* [Task requirements]:
Going through the entries below, count each line that holds "content" and give only the total.

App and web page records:
════════════════
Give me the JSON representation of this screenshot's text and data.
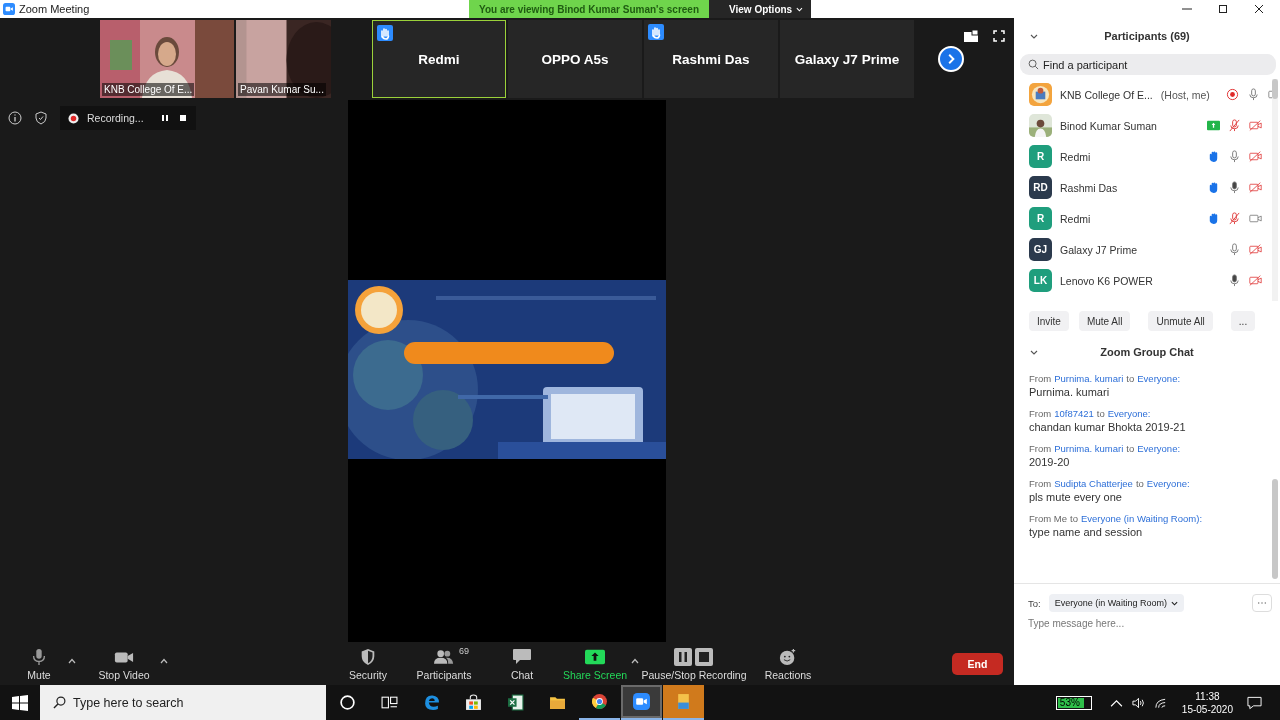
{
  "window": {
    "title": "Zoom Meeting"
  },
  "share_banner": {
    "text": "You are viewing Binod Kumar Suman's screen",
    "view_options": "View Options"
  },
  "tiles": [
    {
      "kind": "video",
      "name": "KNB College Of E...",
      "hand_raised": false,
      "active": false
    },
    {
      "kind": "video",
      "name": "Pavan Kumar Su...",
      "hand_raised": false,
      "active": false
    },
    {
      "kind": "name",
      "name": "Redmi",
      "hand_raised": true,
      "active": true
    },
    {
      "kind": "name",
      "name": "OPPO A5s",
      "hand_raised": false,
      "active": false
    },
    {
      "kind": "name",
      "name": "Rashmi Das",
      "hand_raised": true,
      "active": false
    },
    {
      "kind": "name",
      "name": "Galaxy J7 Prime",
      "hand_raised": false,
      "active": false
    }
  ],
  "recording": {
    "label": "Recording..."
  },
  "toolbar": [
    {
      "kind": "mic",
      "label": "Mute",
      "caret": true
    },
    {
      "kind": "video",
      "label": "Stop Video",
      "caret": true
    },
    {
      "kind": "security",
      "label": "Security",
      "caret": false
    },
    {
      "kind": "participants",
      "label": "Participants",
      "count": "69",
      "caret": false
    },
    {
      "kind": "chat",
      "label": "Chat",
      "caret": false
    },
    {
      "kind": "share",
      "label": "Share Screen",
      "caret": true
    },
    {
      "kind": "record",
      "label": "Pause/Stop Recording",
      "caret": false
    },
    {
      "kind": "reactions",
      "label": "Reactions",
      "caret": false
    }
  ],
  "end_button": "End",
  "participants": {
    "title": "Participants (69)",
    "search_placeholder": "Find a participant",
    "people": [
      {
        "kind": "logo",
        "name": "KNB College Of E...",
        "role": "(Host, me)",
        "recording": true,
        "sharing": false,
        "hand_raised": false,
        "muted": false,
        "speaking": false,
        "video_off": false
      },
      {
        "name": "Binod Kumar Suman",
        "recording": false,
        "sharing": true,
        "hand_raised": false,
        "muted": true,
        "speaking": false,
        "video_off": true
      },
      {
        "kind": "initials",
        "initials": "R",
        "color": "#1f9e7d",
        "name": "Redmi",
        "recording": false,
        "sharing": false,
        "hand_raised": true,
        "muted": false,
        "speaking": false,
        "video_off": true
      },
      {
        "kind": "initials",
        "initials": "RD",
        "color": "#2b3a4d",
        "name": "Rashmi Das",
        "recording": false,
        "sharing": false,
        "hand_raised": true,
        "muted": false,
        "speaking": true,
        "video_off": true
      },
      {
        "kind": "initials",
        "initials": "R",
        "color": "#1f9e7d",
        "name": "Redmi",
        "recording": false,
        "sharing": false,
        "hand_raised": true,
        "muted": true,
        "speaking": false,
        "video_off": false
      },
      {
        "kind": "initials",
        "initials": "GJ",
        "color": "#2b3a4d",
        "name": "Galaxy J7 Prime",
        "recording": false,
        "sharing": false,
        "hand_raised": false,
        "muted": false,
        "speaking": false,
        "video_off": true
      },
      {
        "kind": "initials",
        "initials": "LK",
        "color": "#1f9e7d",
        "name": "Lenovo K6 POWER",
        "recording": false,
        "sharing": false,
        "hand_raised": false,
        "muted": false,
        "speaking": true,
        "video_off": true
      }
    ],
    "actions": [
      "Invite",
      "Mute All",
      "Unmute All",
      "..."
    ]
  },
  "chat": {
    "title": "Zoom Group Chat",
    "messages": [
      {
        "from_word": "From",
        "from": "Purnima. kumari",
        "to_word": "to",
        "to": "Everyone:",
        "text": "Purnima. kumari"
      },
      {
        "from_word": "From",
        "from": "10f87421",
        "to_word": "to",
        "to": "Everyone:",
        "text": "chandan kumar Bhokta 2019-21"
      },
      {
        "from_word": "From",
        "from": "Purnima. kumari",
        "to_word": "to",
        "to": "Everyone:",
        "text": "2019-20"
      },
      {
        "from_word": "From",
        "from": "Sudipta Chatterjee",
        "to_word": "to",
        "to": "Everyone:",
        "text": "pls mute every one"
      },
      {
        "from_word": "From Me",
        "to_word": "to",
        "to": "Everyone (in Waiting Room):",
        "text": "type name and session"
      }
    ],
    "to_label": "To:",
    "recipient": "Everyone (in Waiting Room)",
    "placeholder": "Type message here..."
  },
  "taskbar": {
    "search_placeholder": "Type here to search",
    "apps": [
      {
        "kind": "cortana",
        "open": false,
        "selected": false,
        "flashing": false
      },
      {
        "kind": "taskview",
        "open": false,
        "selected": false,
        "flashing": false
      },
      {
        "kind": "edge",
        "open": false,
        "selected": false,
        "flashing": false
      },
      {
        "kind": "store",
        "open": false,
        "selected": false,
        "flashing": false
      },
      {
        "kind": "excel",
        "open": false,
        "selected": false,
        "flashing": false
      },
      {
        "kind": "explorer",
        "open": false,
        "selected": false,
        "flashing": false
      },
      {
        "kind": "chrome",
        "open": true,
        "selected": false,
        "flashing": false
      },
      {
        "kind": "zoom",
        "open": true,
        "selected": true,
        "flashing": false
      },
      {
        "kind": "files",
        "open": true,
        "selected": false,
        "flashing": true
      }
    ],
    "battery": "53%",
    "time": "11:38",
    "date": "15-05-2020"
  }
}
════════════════
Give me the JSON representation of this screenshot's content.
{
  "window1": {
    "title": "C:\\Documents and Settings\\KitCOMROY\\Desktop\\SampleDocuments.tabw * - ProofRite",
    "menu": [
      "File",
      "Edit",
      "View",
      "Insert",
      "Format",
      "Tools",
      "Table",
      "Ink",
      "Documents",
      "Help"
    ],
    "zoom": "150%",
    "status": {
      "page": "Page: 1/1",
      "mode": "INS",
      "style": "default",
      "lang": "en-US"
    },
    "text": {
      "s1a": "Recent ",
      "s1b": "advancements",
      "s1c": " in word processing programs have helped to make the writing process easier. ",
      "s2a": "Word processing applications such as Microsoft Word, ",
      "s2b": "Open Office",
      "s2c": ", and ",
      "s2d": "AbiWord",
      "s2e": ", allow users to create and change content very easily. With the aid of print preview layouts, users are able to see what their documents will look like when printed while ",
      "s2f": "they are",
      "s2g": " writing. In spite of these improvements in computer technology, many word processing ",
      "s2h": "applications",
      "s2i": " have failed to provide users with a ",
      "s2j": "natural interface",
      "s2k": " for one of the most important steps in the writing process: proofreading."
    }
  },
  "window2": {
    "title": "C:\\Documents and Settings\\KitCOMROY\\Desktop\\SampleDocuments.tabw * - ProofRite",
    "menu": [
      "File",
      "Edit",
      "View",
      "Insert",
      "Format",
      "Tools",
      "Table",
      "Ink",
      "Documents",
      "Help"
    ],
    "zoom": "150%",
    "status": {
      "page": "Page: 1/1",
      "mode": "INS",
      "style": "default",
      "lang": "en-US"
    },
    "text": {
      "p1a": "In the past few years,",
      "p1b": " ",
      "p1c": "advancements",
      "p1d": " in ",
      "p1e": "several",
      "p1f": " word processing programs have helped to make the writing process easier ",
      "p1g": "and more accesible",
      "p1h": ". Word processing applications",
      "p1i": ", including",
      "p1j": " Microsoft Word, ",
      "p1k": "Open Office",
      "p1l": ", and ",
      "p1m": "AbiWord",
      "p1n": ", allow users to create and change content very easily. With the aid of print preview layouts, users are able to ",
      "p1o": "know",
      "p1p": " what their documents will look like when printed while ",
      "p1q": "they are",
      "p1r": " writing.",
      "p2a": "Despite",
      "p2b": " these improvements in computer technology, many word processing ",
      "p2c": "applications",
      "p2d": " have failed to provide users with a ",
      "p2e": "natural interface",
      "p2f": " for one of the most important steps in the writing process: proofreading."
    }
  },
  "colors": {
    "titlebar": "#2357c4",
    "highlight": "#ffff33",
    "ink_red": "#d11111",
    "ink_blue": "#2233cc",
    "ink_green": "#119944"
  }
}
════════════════
* [Expected answer]:
3